Using the Excel LOOKUP Function
SummaryThe LOOKUP function is considered one of Excel's lookup and reference functions. It's purpose is to review a single row or column and find a specific value, then return a corresponding value from a second row or column.
LOOKUP is useful if you only need to search one row or column. To search more than one row or column, the VLOOKUP function can be used.
LOOKUP can be used in either vector or array form.
Use vector form to search one row or column for a value and when you want to specify the range that contains the value you would like to match.
It is not advised to use the LOOKUP array form. Rather, use the VLOOKUP or HLOOKUP functions. The array form is still provided as a compatibility feature and has limited functionality.
Below we look at the vector form of LOOKUP only.
LOOKUP Vector Form Syntax=LOOKUP (lookup_value, lookup_vector, [result_vector])
Syntax BreakdownLookup Value
Required. The value that LOOKUP will search for in the first vector. Lookup_value can be a number, text, a logical value, or a name or reference that refers to a value.
Required. A range containing only one row or column. Values can be text, numbers, or logical values. Values for this argument must be placed in ascending order (i.e. -1, 0, 1 and A-Z).
Text case is not important. For example, Cat would be equivalent to cat.
Optional. A range containing only one row or column. It is mandatory that this argument be the same size as lookup_vector.
Usage NotesThe LOOKUP function vector form looks in a one-row, one-column range (i.e. a vector) for a value. The function returns a value from the same position in another one-row and one-column range.
LOOKUP will match the largest value in lookup_vector that is less than or equal to lookup_value if it cannot find the lookup_value.
In the below example we can see that the lookup_value, 7, is larger than any of the values in the lookup_vector. The function will find the largest value in lookup_vector that is less than or equal to 7 and return the result_vector.

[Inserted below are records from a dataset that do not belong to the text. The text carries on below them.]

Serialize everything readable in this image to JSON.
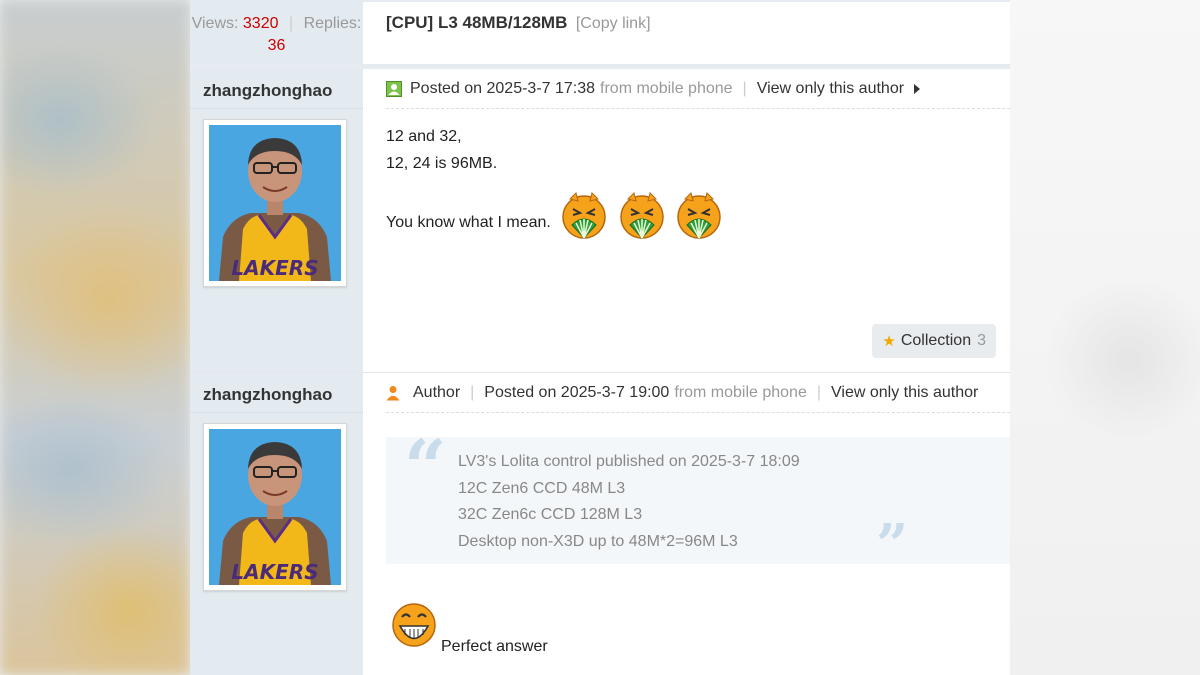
{
  "thread": {
    "views_label": "Views:",
    "views": "3320",
    "replies_label": "Replies:",
    "replies": "36",
    "title": "[CPU] L3 48MB/128MB",
    "copy_link": "[Copy link]"
  },
  "posts": [
    {
      "author": "zhangzhonghao",
      "posted": "Posted on 2025-3-7 17:38",
      "source": "from mobile phone",
      "view_only": "View only this author",
      "lines": [
        "12 and 32,",
        "12, 24 is 96MB.",
        "You know what I mean."
      ],
      "collection_label": "Collection",
      "collection_count": "3"
    },
    {
      "author": "zhangzhonghao",
      "author_badge": "Author",
      "posted": "Posted on 2025-3-7 19:00",
      "source": "from mobile phone",
      "view_only": "View only this author",
      "quote_lines": [
        "LV3's Lolita control published on 2025-3-7 18:09",
        "12C Zen6 CCD 48M L3",
        "32C Zen6c CCD 128M L3",
        "Desktop non-X3D up to 48M*2=96M L3"
      ],
      "reply_text": "Perfect answer"
    }
  ],
  "avatar_jersey_text": "LAKERS",
  "colors": {
    "count_red": "#cc0000",
    "muted": "#999999",
    "quote_bg": "#f4f7f9",
    "star": "#f0a800"
  },
  "icons": [
    "online-status-icon",
    "play-triangle-icon",
    "fan-laugh-smiley-icon",
    "star-icon",
    "author-person-icon",
    "quote-open-icon",
    "quote-close-icon",
    "grin-smiley-icon"
  ]
}
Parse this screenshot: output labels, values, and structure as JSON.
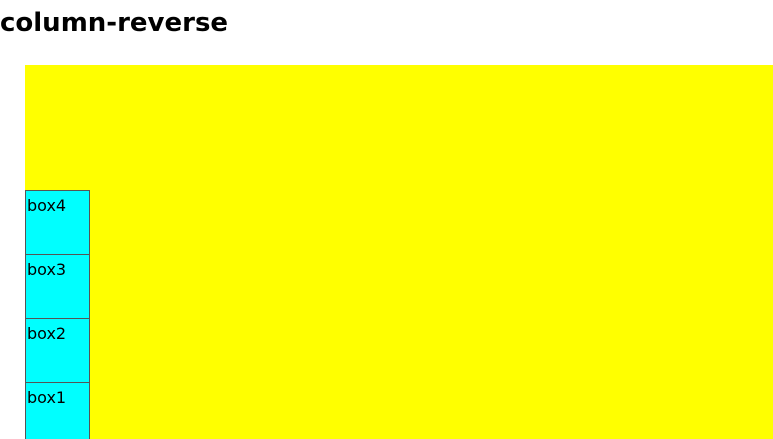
{
  "page": {
    "title": "column-reverse"
  },
  "container": {
    "background": "#ffff00",
    "boxes": [
      {
        "label": "box1"
      },
      {
        "label": "box2"
      },
      {
        "label": "box3"
      },
      {
        "label": "box4"
      }
    ],
    "box_color": "#00ffff"
  }
}
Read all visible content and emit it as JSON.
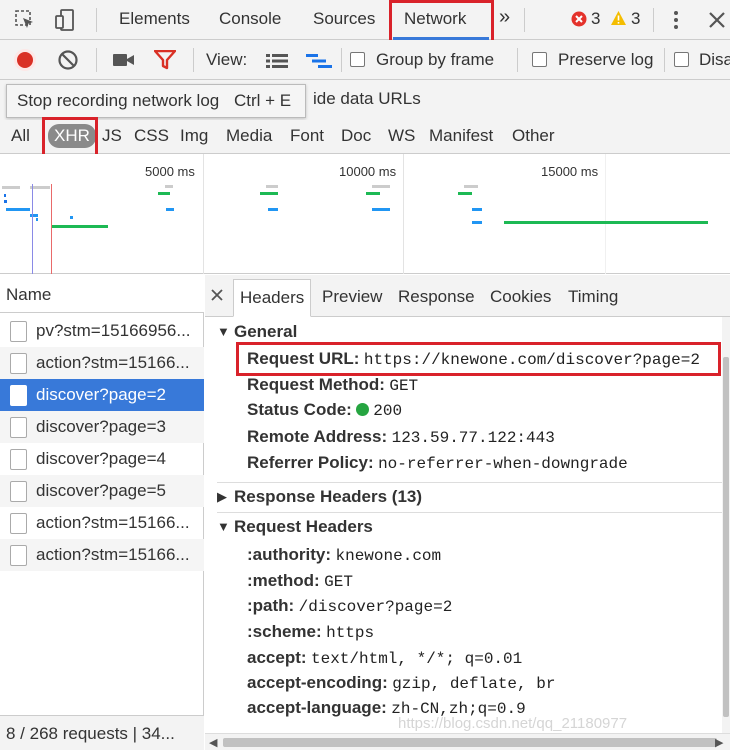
{
  "top_tabs": {
    "elements": "Elements",
    "console": "Console",
    "sources": "Sources",
    "network": "Network",
    "more": "»",
    "errors_count": "3",
    "warnings_count": "3"
  },
  "toolbar": {
    "view_label": "View:",
    "group_by_frame": "Group by frame",
    "preserve_log": "Preserve log",
    "disable_cache": "Disa"
  },
  "filter": {
    "tooltip_text": "Stop recording network log",
    "tooltip_shortcut": "Ctrl + E",
    "hide_data_urls": "ide data URLs"
  },
  "type_filters": [
    "All",
    "XHR",
    "JS",
    "CSS",
    "Img",
    "Media",
    "Font",
    "Doc",
    "WS",
    "Manifest",
    "Other"
  ],
  "overview": {
    "ticks": [
      "5000 ms",
      "10000 ms",
      "15000 ms"
    ]
  },
  "requests": {
    "header": "Name",
    "rows": [
      "pv?stm=15166956...",
      "action?stm=15166...",
      "discover?page=2",
      "discover?page=3",
      "discover?page=4",
      "discover?page=5",
      "action?stm=15166...",
      "action?stm=15166..."
    ],
    "selected_index": 2,
    "status": "8 / 268 requests  |  34..."
  },
  "details": {
    "tabs": [
      "Headers",
      "Preview",
      "Response",
      "Cookies",
      "Timing"
    ],
    "active_tab": "Headers",
    "general": {
      "title": "General",
      "request_url_key": "Request URL:",
      "request_url_val": "https://knewone.com/discover?page=2",
      "request_method_key": "Request Method:",
      "request_method_val": "GET",
      "status_code_key": "Status Code:",
      "status_code_val": "200",
      "remote_address_key": "Remote Address:",
      "remote_address_val": "123.59.77.122:443",
      "referrer_policy_key": "Referrer Policy:",
      "referrer_policy_val": "no-referrer-when-downgrade"
    },
    "response_headers_title": "Response Headers (13)",
    "request_headers": {
      "title": "Request Headers",
      "items": [
        {
          "k": ":authority:",
          "v": "knewone.com"
        },
        {
          "k": ":method:",
          "v": "GET"
        },
        {
          "k": ":path:",
          "v": "/discover?page=2"
        },
        {
          "k": ":scheme:",
          "v": "https"
        },
        {
          "k": "accept:",
          "v": "text/html, */*; q=0.01"
        },
        {
          "k": "accept-encoding:",
          "v": "gzip, deflate, br"
        },
        {
          "k": "accept-language:",
          "v": "zh-CN,zh;q=0.9"
        }
      ]
    },
    "watermark": "https://blog.csdn.net/qq_21180977"
  },
  "colors": {
    "highlight_red": "#d9222a",
    "selected_row": "#3879d9",
    "record_red": "#d93025",
    "status_green": "#26a541",
    "bar_blue": "#2196f3",
    "bar_green": "#1db954"
  }
}
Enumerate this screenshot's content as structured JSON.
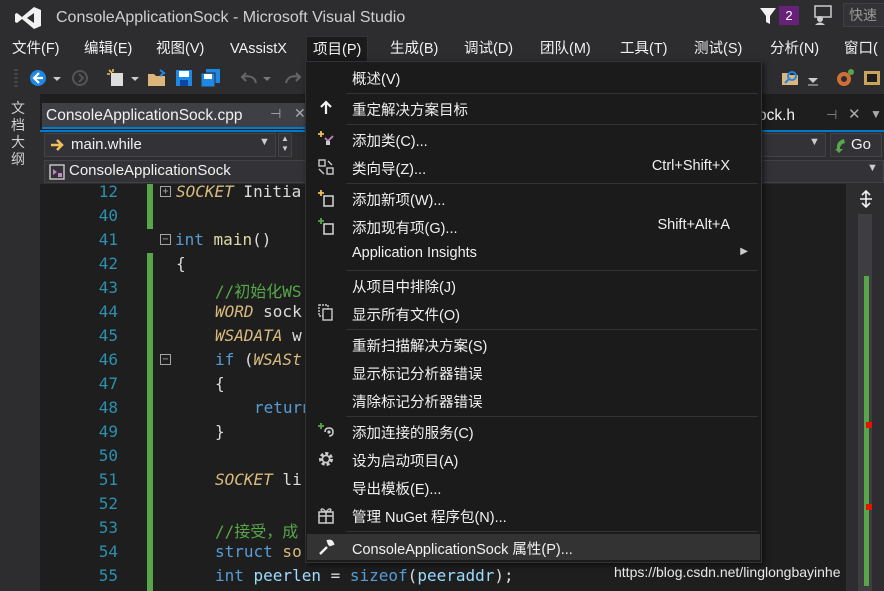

LOOKUP returns the #N/A error if lookup_value is less than the smallest value in lookup_vector.